South Pasadena Council Member Jon Primuth during Wednesday’s Council meeting expressed confidence the city is getting good value for the money it is spending for legal services from the firm of city attorney Teresa Highsmith. His comments came in response to alarm expressed by some citizens and council members about dramatic increases in the monthly billings from Colantuono, Highsmith & Whatley.
Primuth said he did “lengthy reviews” of the invoices received—$78,092 for June and $72,207 for May.
“The invoices are as detailed as I’ve ever seen legal invoices to be,” Primuth said, noting he’s been a practicing attorney since 1989. “I looked for issues I could find, and I didn’t find anything. Nothing I could see warrants any objection. There was adequate transparency for everything that was being done. There was value to the services that were being provided.” He said hourly rates were “very reasonable” and the amount of time billed “adequate for getting the job done.”
“This is not about me saying that everything is fine with the city’s legal affairs,” Primuth said without elaboration. “But it is saying that I feel comfortable with our counsel.”
Primuth’s review included material not made public. But on the public list of monthly warrants, CHW’s bills are broken down into between a half dozen and a dozen line items. This month, these included “general services” ($10,002); legal work concerning Caltrans ($19,214); “Case 2,” (the city’s litigation over a sewage leak) ($26,628); labor & employment ($2,303) and others.
The concern was raised again during Wednesday’s meeting by former city council candidate Alan Ehrlich, who focused especially on the bills’ “special projects” line item. CHW billed $15,778 for special projects in June, compared to $36,815 the month before. “If you consider that $15,000 is less than $36,000, that’s an improvement, but it’s not something I think you should be proud of,”
Ehrlich, who has been questioning CHW’s bills for over a year now, complained about how Mayor Diana Mahmud responded when he raised the same issue during the Council’s July 21 meeting. The mayor said she’d looked at the CWH billings and remarked the “single largest component of special projects is in response to public record act requests,” noting that the city attorney must rule on which documents are responsive and which privileged.

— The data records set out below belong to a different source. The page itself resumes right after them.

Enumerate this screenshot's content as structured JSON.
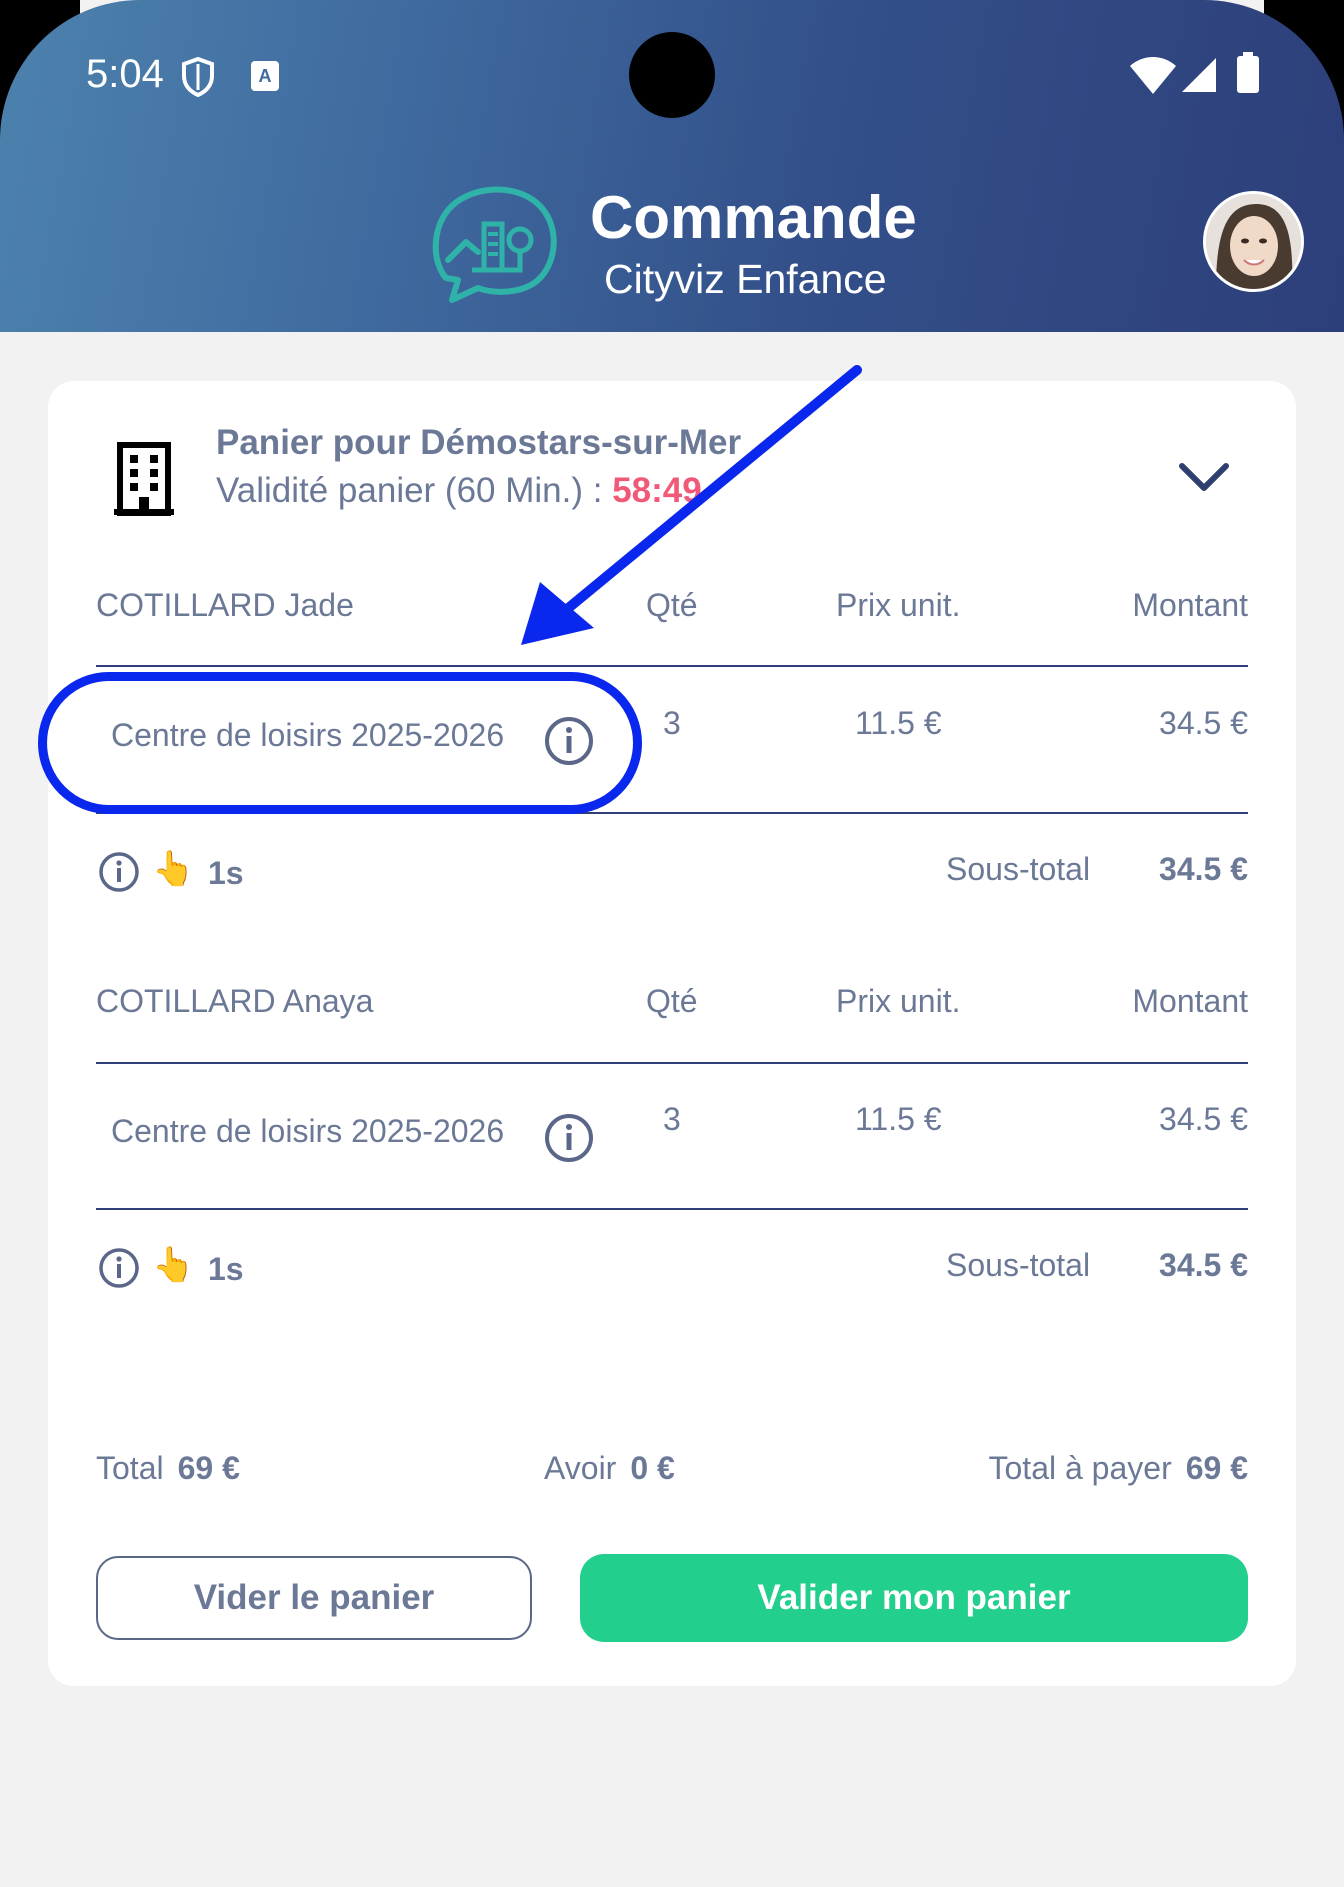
{
  "status_bar": {
    "time": "5:04"
  },
  "header": {
    "title": "Commande",
    "subtitle": "Cityviz Enfance"
  },
  "cart": {
    "title": "Panier pour Démostars-sur-Mer",
    "validity_label": "Validité panier (60 Min.) :",
    "timer": "58:49"
  },
  "columns": {
    "qty": "Qté",
    "unit_price": "Prix unit.",
    "amount": "Montant"
  },
  "children": [
    {
      "name": "COTILLARD Jade",
      "item": "Centre de loisirs 2025-2026",
      "qty": "3",
      "unit_price": "11.5 €",
      "amount": "34.5 €",
      "duration": "1s",
      "subtotal_label": "Sous-total",
      "subtotal": "34.5 €"
    },
    {
      "name": "COTILLARD Anaya",
      "item": "Centre de loisirs 2025-2026",
      "qty": "3",
      "unit_price": "11.5 €",
      "amount": "34.5 €",
      "duration": "1s",
      "subtotal_label": "Sous-total",
      "subtotal": "34.5 €"
    }
  ],
  "totals": {
    "total_label": "Total",
    "total": "69 €",
    "credit_label": "Avoir",
    "credit": "0 €",
    "to_pay_label": "Total à payer",
    "to_pay": "69 €"
  },
  "buttons": {
    "clear": "Vider le panier",
    "validate": "Valider mon panier"
  },
  "icons": {
    "status": [
      "shield-icon",
      "app-notification-icon",
      "wifi-icon",
      "signal-icon",
      "battery-icon"
    ],
    "logo": "cityviz-logo",
    "building": "building-icon",
    "chevron": "chevron-down-icon",
    "info": "info-icon",
    "pointer": "👆"
  },
  "colors": {
    "accent_green": "#22cf8c",
    "timer_red": "#f05a78",
    "header_dark": "#2d3f7a",
    "header_light": "#4d82ad",
    "annotation_blue": "#0a27ee"
  }
}
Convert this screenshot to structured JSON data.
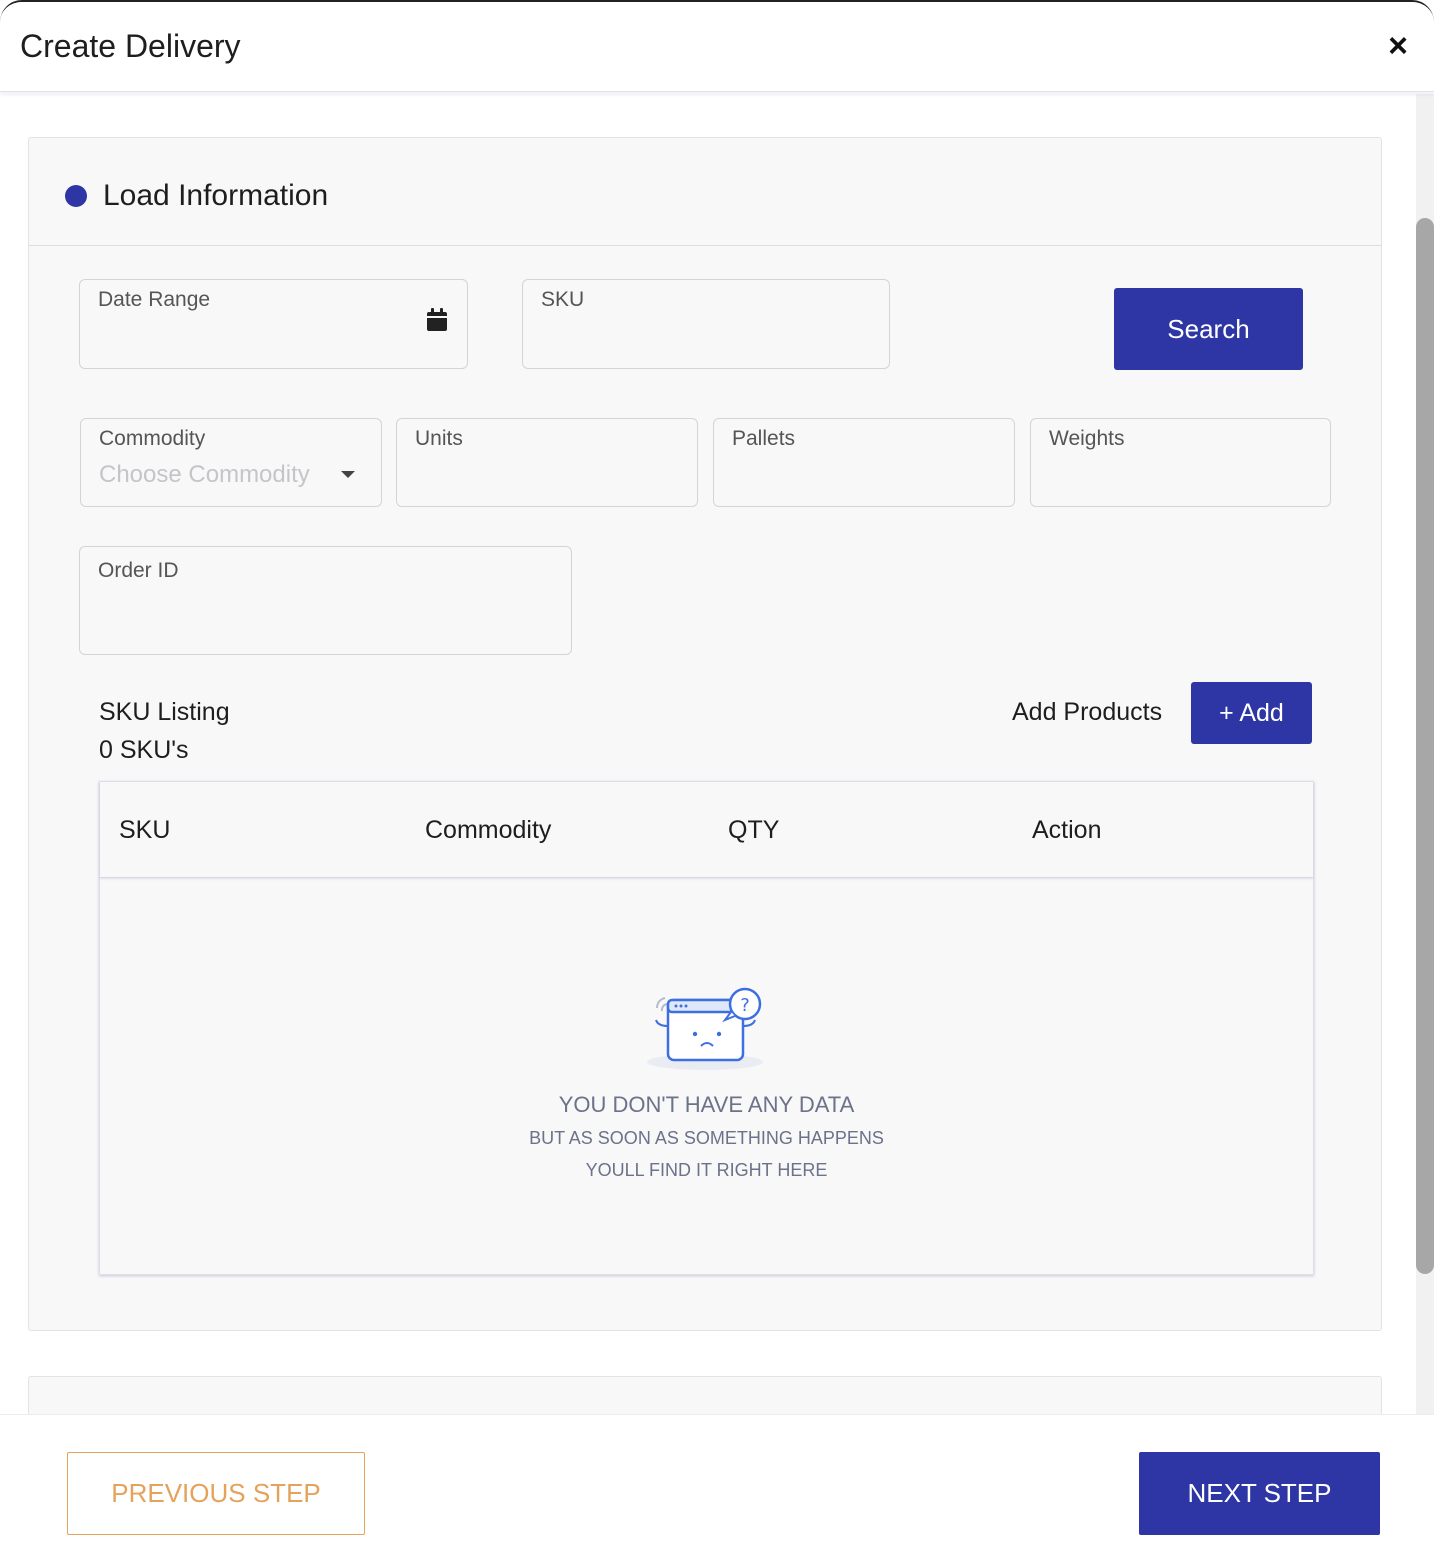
{
  "header": {
    "title": "Create Delivery",
    "close_symbol": "×"
  },
  "section": {
    "title": "Load Information"
  },
  "filters": {
    "date_range_label": "Date Range",
    "sku_label": "SKU",
    "search_label": "Search",
    "commodity_label": "Commodity",
    "commodity_placeholder": "Choose Commodity",
    "units_label": "Units",
    "pallets_label": "Pallets",
    "weights_label": "Weights",
    "order_id_label": "Order ID"
  },
  "listing": {
    "title": "SKU Listing",
    "count": "0 SKU's",
    "add_products_label": "Add Products",
    "add_button_label": "+ Add"
  },
  "table": {
    "columns": [
      "SKU",
      "Commodity",
      "QTY",
      "Action"
    ],
    "empty": {
      "title": "YOU DON'T HAVE ANY DATA",
      "line1": "BUT AS SOON AS SOMETHING HAPPENS",
      "line2": "YOULL FIND IT RIGHT HERE",
      "icon": "empty-box-question-icon"
    }
  },
  "footer": {
    "previous_label": "PREVIOUS STEP",
    "next_label": "NEXT STEP"
  },
  "colors": {
    "primary": "#2e36a6",
    "secondary_outline": "#e5a25b",
    "empty_text": "#6b7289"
  }
}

“Hogwash!” Ehrlich exclaimed Wednesday, saying the same “excuse” was offered last year. “You should all be asking the question why are so many public record requests being submitted and why do they need to go to the city attorney for review?”
Last week, the city provided an incomplete list showing that since the beginning of 2020, the city has received 391 formal public record requests. Ehrlich filed at least 34 of these, by far the largest of any single source.
In an email Thursday, another CHW critic, resident Chris Bray, thanked Primuth for his review of the CHW billings. “I can’t dispute your description of ‘special project’ billing as a fair reflection of a wide range of projects in a city facing many complicated issues.”
But Bray noted that last year, when former Council Member Stephen Rossi asked to review CHW’s invoices, he was refused. Highsmith argued allowing such a review would be a violation of the attorney-client privilege because Rossi, who was also a Highsmith critic, was not a council member when the litigation being billed was initiated. It was unclear why Primuth, who joined the Council in January, was allowed to review the material, which is known to include litigation initiated prior to his tenure on the Council.
“It appears that the city attorney’s ironclad ethical principles change from year to year, and change depending on the personality of the person seeking information,” Bray wrote.
The Council’s closed meeting agenda for Wednesday included a “public employee performance review” for the City Attorney. Highsmith was not present for the open meeting, but assistant city attorney Andrew Jared reported that “an evaluation was performed” and that “no final action was taken.”